The Pain in Rain
Wet weather wandering on Mount Wilson
by Larry DeAngelo
Normally, when something is large, you don't expect it to move quickly. When you push lightly on something massive, you don't expect a dramatic acceleration. Most people would not expect an eight hundred pound block of sandstone to be an exception to this rule. And yet . . .
Friday was grey, drizzly, and wet enough to put a literal damper on Red Rock climbing plans. A scouting mission developed to explore some of Mount Wilson's convoluted topography. The three of us took just one rope and a little gear, intending to go as high as we could with as little as possible.
It didn't take long for the day to become more than the relaxed scramble we had anticipated. Steep cliff sections were often climbed without the rope, but not because it would have been useless. Easy gullies were wet, muddy, and slick. When you escaped the mud by moving onto the rock, you had to contend with rain-softened holds and fragile flakes.
Mostly scrambling terrain leads upward . . .
We continued upward, sometimes on easy ground, sometimes over technical rock. Somehow, the hoped for magical pathway never opened an easy route to the summit.
The route wasn't really getting any easier.
A final roped pitch took us to a good ledge with about three hours of daylight left. It was obvious that the summit lay five or six pitches above us. It was equally obvious that the appropriate direction was down. As Karsten belayed Joseph up to our perch, I explored the area for an alternative descent.
It looked like a good spot to turn around.
A reasonably friendly-looking gully descended to our right. It might be easy to reach via a narrow chimney that separated our ledge from the main wall. I peered down the fifty-foot slot, attempting to divine if an unroped downclimb looked tolerable. Maybe so. At the top of the chimney, there was a large boulder wedged in the opening. It was huge-- four or five feet long, three feet wide and maybe a foot thick. Being a paranoid soul, I was motivated to confirm the block's security before climbing underneath it. I gave it a little push with my left foot, expecting to encounter the inertia of an eight hundred pound boulder. Nope! WHAM! It dropped out of there like a mousetrap snapping shut.

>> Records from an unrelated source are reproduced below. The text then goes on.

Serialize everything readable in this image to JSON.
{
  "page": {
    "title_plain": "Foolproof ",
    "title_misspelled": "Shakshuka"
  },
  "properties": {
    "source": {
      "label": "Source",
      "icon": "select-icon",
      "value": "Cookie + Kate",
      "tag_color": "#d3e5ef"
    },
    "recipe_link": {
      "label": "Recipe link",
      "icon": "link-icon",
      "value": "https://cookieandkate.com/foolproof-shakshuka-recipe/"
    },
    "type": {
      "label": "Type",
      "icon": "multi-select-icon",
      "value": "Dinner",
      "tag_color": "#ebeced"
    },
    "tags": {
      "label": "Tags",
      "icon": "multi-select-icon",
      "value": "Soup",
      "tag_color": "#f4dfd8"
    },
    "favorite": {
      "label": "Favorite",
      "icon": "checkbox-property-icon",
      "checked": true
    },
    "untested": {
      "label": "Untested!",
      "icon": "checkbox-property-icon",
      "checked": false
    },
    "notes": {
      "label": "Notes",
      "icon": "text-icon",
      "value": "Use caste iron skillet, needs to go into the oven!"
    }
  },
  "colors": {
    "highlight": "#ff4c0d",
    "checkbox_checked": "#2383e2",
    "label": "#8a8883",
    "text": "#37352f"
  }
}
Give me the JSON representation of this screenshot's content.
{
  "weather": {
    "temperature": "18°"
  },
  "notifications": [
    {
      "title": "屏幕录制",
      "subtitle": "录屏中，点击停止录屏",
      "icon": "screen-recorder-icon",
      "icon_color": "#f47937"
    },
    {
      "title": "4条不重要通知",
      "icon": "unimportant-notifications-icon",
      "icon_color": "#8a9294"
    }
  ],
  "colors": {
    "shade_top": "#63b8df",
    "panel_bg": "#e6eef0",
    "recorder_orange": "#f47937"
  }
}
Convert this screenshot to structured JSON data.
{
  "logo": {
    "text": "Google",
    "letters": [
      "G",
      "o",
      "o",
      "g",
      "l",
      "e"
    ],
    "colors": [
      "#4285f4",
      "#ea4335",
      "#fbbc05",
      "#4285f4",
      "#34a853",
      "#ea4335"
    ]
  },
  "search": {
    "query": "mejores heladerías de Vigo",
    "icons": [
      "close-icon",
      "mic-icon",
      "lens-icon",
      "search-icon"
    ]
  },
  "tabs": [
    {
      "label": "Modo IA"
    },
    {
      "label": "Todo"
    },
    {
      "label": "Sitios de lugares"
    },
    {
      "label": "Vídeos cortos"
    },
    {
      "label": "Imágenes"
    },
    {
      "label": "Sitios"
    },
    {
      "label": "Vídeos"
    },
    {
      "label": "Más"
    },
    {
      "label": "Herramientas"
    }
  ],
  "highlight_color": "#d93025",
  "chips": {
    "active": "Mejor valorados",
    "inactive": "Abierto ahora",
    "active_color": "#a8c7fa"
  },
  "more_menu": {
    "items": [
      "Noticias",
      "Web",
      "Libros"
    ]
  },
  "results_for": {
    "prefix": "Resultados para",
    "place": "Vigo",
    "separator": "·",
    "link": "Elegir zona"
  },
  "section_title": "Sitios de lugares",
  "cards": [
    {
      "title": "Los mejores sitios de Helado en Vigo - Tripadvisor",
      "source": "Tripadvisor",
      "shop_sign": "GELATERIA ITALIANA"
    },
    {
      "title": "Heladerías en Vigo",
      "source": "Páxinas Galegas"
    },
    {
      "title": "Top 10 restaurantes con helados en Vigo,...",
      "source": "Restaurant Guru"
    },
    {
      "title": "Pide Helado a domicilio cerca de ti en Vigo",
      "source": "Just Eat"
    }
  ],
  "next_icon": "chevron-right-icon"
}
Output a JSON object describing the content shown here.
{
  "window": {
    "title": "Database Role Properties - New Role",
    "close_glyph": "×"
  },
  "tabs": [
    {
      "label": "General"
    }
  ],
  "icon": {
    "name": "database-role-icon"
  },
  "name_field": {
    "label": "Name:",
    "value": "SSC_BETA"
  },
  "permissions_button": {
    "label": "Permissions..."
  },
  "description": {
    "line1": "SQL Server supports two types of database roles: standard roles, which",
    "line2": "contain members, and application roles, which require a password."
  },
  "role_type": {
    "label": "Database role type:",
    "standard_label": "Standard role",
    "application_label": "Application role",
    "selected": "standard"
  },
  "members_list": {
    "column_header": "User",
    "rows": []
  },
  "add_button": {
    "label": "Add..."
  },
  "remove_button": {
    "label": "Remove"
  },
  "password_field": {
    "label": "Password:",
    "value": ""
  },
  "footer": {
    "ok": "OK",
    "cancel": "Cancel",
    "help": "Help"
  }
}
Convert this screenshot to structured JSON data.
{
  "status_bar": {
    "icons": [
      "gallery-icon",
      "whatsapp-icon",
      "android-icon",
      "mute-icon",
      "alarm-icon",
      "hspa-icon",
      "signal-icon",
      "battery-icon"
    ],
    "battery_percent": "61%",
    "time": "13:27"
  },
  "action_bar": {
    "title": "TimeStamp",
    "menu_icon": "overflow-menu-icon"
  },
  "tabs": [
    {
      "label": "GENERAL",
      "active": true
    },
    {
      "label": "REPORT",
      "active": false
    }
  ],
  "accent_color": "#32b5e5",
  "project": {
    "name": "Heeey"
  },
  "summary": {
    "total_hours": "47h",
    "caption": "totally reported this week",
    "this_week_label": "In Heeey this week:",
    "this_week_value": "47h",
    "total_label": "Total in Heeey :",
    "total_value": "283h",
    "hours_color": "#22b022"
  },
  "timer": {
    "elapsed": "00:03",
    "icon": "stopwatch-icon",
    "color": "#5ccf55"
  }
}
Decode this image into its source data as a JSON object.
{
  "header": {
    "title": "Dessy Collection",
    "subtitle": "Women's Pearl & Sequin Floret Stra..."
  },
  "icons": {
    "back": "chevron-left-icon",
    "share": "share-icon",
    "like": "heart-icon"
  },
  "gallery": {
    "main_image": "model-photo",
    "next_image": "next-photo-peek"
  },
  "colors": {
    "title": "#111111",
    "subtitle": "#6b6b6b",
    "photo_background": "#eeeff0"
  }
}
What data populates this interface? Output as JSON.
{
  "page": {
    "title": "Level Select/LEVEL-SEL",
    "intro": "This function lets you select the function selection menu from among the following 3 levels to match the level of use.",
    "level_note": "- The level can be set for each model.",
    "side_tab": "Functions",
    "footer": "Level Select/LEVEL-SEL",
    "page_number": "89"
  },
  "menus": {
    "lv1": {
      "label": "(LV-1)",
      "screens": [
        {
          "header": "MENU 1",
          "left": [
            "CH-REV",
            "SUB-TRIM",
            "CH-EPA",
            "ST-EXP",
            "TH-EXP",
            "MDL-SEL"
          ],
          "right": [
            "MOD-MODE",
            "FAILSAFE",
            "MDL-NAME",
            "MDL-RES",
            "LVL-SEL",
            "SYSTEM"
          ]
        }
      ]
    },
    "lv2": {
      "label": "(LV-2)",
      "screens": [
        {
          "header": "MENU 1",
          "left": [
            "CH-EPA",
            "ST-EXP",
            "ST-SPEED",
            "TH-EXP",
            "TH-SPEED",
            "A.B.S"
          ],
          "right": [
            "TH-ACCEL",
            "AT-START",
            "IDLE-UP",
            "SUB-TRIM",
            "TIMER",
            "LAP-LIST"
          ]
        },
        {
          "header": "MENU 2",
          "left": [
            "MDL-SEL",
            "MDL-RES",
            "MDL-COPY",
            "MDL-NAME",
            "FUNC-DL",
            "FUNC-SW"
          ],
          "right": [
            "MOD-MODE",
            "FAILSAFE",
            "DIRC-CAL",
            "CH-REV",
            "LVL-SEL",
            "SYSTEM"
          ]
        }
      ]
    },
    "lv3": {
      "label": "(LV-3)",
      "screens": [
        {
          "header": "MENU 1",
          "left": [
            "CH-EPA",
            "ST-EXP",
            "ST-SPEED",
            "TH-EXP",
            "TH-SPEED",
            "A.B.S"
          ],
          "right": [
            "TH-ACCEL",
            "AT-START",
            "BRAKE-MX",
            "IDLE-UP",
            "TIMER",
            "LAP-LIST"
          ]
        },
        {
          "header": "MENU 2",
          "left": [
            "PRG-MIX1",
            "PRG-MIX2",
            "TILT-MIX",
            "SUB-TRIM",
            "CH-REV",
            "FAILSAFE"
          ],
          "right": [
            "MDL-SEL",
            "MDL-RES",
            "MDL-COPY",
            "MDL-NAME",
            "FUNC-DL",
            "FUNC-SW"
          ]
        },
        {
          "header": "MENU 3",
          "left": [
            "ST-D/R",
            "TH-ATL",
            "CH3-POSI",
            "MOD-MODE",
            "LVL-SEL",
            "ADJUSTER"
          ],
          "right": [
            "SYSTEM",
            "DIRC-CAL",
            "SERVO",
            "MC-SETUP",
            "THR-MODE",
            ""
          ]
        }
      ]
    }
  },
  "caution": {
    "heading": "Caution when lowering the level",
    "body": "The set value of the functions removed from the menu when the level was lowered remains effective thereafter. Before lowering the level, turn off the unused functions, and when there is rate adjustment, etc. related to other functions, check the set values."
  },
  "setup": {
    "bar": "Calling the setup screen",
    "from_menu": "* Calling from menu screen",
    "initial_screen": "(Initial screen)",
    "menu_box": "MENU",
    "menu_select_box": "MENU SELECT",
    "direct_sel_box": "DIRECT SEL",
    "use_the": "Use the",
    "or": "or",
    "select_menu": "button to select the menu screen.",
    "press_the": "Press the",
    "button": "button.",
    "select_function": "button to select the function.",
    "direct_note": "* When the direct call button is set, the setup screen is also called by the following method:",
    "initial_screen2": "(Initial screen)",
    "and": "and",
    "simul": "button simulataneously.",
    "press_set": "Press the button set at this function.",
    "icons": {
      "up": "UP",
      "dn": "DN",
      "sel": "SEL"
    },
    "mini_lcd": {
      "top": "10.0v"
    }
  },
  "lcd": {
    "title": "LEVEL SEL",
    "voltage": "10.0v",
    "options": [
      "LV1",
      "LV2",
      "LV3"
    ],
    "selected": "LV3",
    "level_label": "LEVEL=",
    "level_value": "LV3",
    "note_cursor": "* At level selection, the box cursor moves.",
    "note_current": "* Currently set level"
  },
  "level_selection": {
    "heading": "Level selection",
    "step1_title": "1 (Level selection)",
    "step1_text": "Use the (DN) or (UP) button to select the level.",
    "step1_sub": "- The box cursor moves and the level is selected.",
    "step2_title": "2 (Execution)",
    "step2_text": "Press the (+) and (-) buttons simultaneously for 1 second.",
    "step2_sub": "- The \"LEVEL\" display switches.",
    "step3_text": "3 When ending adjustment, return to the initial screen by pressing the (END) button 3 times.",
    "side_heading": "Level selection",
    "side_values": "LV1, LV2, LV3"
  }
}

The clatter was terrific as it roared down the chimney. The echoes faded into a funereal silence and the pungent smell of rockfall enshrouded the ledge. "Are you okay?" called Karsten. When the rock fell, it smacked the side of my ankle really, really hard. I put some weight on the foot. There was no additional pain (let me stress the word "additional"). I interpreted this to mean that no bones were broken. "Good enough," I said. "Let's get out of here"
There was already some nasty swelling, like I was trying to hide a tennis ball in my sock. I could walk, which seemed like a good thing. There wasn't really anything else to do, so I decided to not even look at it until I got home. We did a lot of downclimbing, and five or six rappels, and finally got off the mountain just as it got dark. It could have been worse.